Work required – What is needed is an exact copy of all the entries.

Extracted information –
= = =

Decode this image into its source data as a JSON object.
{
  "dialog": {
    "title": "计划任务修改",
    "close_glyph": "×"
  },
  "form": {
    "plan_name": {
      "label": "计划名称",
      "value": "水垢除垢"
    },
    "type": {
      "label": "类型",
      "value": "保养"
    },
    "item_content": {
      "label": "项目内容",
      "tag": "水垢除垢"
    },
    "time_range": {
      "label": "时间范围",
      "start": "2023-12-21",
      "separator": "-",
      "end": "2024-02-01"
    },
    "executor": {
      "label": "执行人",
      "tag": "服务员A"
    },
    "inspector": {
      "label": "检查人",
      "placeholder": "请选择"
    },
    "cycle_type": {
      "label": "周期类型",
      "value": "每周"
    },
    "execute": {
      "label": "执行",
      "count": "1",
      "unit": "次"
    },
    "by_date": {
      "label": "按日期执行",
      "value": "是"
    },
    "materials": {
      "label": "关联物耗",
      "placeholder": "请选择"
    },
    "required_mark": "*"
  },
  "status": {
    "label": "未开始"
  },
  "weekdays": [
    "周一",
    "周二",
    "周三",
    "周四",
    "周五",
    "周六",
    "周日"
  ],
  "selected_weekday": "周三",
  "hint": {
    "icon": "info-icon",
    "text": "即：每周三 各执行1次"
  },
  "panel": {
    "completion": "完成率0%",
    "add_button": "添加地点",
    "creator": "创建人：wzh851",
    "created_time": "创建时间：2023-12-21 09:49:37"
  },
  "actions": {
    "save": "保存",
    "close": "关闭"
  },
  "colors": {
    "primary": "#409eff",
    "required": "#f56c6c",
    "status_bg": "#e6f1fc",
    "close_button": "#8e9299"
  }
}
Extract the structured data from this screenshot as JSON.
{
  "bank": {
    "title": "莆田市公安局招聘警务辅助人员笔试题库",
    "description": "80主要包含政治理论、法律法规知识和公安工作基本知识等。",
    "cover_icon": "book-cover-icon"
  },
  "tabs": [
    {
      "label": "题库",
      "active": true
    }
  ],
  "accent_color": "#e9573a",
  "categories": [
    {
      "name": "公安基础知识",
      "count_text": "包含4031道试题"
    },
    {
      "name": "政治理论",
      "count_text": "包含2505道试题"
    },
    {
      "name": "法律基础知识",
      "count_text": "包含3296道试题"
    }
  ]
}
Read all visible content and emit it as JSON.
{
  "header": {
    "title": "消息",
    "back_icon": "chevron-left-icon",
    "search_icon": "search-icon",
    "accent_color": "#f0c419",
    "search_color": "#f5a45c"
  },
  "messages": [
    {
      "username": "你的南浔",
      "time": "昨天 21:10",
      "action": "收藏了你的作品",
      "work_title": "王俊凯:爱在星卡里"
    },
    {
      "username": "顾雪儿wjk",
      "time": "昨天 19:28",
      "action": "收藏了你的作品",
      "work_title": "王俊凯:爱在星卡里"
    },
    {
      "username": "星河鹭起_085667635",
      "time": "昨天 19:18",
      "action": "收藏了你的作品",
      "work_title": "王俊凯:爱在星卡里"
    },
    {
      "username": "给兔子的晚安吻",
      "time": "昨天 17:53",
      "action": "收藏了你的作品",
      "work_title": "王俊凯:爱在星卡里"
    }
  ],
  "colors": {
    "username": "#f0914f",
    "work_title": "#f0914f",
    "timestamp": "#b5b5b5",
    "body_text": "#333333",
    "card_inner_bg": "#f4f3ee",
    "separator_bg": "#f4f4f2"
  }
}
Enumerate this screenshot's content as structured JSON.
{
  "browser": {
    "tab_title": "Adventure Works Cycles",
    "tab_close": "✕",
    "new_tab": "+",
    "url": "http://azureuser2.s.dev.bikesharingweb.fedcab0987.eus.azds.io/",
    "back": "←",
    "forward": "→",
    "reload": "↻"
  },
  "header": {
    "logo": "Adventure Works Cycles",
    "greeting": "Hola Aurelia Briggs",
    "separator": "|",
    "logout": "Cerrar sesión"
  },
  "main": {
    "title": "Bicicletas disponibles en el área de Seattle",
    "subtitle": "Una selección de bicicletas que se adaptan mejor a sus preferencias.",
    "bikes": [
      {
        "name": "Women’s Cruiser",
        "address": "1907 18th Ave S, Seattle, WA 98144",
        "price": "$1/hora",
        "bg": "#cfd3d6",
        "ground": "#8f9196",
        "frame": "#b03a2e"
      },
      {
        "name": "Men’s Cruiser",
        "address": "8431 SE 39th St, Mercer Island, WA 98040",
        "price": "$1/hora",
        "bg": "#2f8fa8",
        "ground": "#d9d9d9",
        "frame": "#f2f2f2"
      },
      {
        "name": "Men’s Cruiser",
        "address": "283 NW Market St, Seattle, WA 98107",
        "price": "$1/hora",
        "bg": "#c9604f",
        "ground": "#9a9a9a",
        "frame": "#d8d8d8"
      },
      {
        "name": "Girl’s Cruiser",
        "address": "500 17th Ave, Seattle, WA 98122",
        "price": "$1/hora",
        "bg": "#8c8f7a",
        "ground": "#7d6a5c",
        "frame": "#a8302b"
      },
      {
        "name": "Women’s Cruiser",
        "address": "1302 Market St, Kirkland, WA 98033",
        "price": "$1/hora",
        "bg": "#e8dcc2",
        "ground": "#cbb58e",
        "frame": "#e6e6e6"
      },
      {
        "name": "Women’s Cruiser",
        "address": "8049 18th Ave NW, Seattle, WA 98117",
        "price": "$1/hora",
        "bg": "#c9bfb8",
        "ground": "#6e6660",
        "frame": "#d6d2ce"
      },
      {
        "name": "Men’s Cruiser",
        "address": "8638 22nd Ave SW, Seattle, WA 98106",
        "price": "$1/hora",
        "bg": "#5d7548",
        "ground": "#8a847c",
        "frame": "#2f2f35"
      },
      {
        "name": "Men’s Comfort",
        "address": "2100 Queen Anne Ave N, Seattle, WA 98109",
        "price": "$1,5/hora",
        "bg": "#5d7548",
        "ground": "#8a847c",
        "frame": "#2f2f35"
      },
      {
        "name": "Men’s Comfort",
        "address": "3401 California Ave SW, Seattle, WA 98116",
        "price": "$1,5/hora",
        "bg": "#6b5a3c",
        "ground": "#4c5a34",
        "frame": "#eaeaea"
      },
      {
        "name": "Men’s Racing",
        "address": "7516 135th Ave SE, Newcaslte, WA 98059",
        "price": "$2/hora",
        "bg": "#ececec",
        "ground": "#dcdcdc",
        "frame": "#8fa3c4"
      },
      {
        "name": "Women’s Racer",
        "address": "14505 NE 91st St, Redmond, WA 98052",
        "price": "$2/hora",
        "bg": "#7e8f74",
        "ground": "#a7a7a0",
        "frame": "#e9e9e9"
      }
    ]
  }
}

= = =

Response to this exercise –
Decode this image into its source data as a JSON object.
{
  "dialog": {
    "title": "计划任务修改",
    "close_glyph": "×"
  },
  "form": {
    "plan_name": {
      "label": "计划名称",
      "value": "水垢除垢"
    },
    "type": {
      "label": "类型",
      "value": "保养"
    },
    "item_content": {
      "label": "项目内容",
      "tag": "水垢除垢"
    },
    "time_range": {
      "label": "时间范围",
      "start": "2023-12-21",
      "separator": "-",
      "end": "2024-02-01"
    },
    "executor": {
      "label": "执行人",
      "tag": "服务员A"
    },
    "inspector": {
      "label": "检查人",
      "placeholder": "请选择"
    },
    "cycle_type": {
      "label": "周期类型",
      "value": "每周"
    },
    "execute": {
      "label": "执行",
      "count": "1",
      "unit": "次"
    },
    "by_date": {
      "label": "按日期执行",
      "value": "是"
    },
    "materials": {
      "label": "关联物耗",
      "placeholder": "请选择"
    },
    "required_mark": "*"
  },
  "status": {
    "label": "未开始"
  },
  "weekdays": [
    "周一",
    "周二",
    "周三",
    "周四",
    "周五",
    "周六",
    "周日"
  ],
  "selected_weekday": "周三",
  "hint": {
    "icon": "info-icon",
    "text": "即：每周三 各执行1次"
  },
  "panel": {
    "completion": "完成率0%",
    "add_button": "添加地点",
    "creator": "创建人：wzh851",
    "created_time": "创建时间：2023-12-21 09:49:37"
  },
  "actions": {
    "save": "保存",
    "close": "关闭"
  },
  "colors": {
    "primary": "#409eff",
    "required": "#f56c6c",
    "status_bg": "#e6f1fc",
    "close_button": "#8e9299"
  }
}
Extract the structured data from this screenshot as JSON.
{
  "bank": {
    "title": "莆田市公安局招聘警务辅助人员笔试题库",
    "description": "80主要包含政治理论、法律法规知识和公安工作基本知识等。",
    "cover_icon": "book-cover-icon"
  },
  "tabs": [
    {
      "label": "题库",
      "active": true
    }
  ],
  "accent_color": "#e9573a",
  "categories": [
    {
      "name": "公安基础知识",
      "count_text": "包含4031道试题"
    },
    {
      "name": "政治理论",
      "count_text": "包含2505道试题"
    },
    {
      "name": "法律基础知识",
      "count_text": "包含3296道试题"
    }
  ]
}
Read all visible content and emit it as JSON.
{
  "header": {
    "title": "消息",
    "back_icon": "chevron-left-icon",
    "search_icon": "search-icon",
    "accent_color": "#f0c419",
    "search_color": "#f5a45c"
  },
  "messages": [
    {
      "username": "你的南浔",
      "time": "昨天 21:10",
      "action": "收藏了你的作品",
      "work_title": "王俊凯:爱在星卡里"
    },
    {
      "username": "顾雪儿wjk",
      "time": "昨天 19:28",
      "action": "收藏了你的作品",
      "work_title": "王俊凯:爱在星卡里"
    },
    {
      "username": "星河鹭起_085667635",
      "time": "昨天 19:18",
      "action": "收藏了你的作品",
      "work_title": "王俊凯:爱在星卡里"
    },
    {
      "username": "给兔子的晚安吻",
      "time": "昨天 17:53",
      "action": "收藏了你的作品",
      "work_title": "王俊凯:爱在星卡里"
    }
  ],
  "colors": {
    "username": "#f0914f",
    "work_title": "#f0914f",
    "timestamp": "#b5b5b5",
    "body_text": "#333333",
    "card_inner_bg": "#f4f3ee",
    "separator_bg": "#f4f4f2"
  }
}
Enumerate this screenshot's content as structured JSON.
{
  "browser": {
    "tab_title": "Adventure Works Cycles",
    "tab_close": "✕",
    "new_tab": "+",
    "url": "http://azureuser2.s.dev.bikesharingweb.fedcab0987.eus.azds.io/",
    "back": "←",
    "forward": "→",
    "reload": "↻"
  },
  "header": {
    "logo": "Adventure Works Cycles",
    "greeting": "Hola Aurelia Briggs",
    "separator": "|",
    "logout": "Cerrar sesión"
  },
  "main": {
    "title": "Bicicletas disponibles en el área de Seattle",
    "subtitle": "Una selección de bicicletas que se adaptan mejor a sus preferencias.",
    "bikes": [
      {
        "name": "Women’s Cruiser",
        "address": "1907 18th Ave S, Seattle, WA 98144",
        "price": "$1/hora",
        "bg": "#cfd3d6",
        "ground": "#8f9196",
        "frame": "#b03a2e"
      },
      {
        "name": "Men’s Cruiser",
        "address": "8431 SE 39th St, Mercer Island, WA 98040",
        "price": "$1/hora",
        "bg": "#2f8fa8",
        "ground": "#d9d9d9",
        "frame": "#f2f2f2"
      },
      {
        "name": "Men’s Cruiser",
        "address": "283 NW Market St, Seattle, WA 98107",
        "price": "$1/hora",
        "bg": "#c9604f",
        "ground": "#9a9a9a",
        "frame": "#d8d8d8"
      },
      {
        "name": "Girl’s Cruiser",
        "address": "500 17th Ave, Seattle, WA 98122",
        "price": "$1/hora",
        "bg": "#8c8f7a",
        "ground": "#7d6a5c",
        "frame": "#a8302b"
      },
      {
        "name": "Women’s Cruiser",
        "address": "1302 Market St, Kirkland, WA 98033",
        "price": "$1/hora",
        "bg": "#e8dcc2",
        "ground": "#cbb58e",
        "frame": "#e6e6e6"
      },
      {
        "name": "Women’s Cruiser",
        "address": "8049 18th Ave NW, Seattle, WA 98117",
        "price": "$1/hora",
        "bg": "#c9bfb8",
        "ground": "#6e6660",
        "frame": "#d6d2ce"
      },
      {
        "name": "Men’s Cruiser",
        "address": "8638 22nd Ave SW, Seattle, WA 98106",
        "price": "$1/hora",
        "bg": "#5d7548",
        "ground": "#8a847c",
        "frame": "#2f2f35"
      },
      {
        "name": "Men’s Comfort",
        "address": "2100 Queen Anne Ave N, Seattle, WA 98109",
        "price": "$1,5/hora",
        "bg": "#5d7548",
        "ground": "#8a847c",
        "frame": "#2f2f35"
      },
      {
        "name": "Men’s Comfort",
        "address": "3401 California Ave SW, Seattle, WA 98116",
        "price": "$1,5/hora",
        "bg": "#6b5a3c",
        "ground": "#4c5a34",
        "frame": "#eaeaea"
      },
      {
        "name": "Men’s Racing",
        "address": "7516 135th Ave SE, Newcaslte, WA 98059",
        "price": "$2/hora",
        "bg": "#ececec",
        "ground": "#dcdcdc",
        "frame": "#8fa3c4"
      },
      {
        "name": "Women’s Racer",
        "address": "14505 NE 91st St, Redmond, WA 98052",
        "price": "$2/hora",
        "bg": "#7e8f74",
        "ground": "#a7a7a0",
        "frame": "#e9e9e9"
      }
    ]
  }
}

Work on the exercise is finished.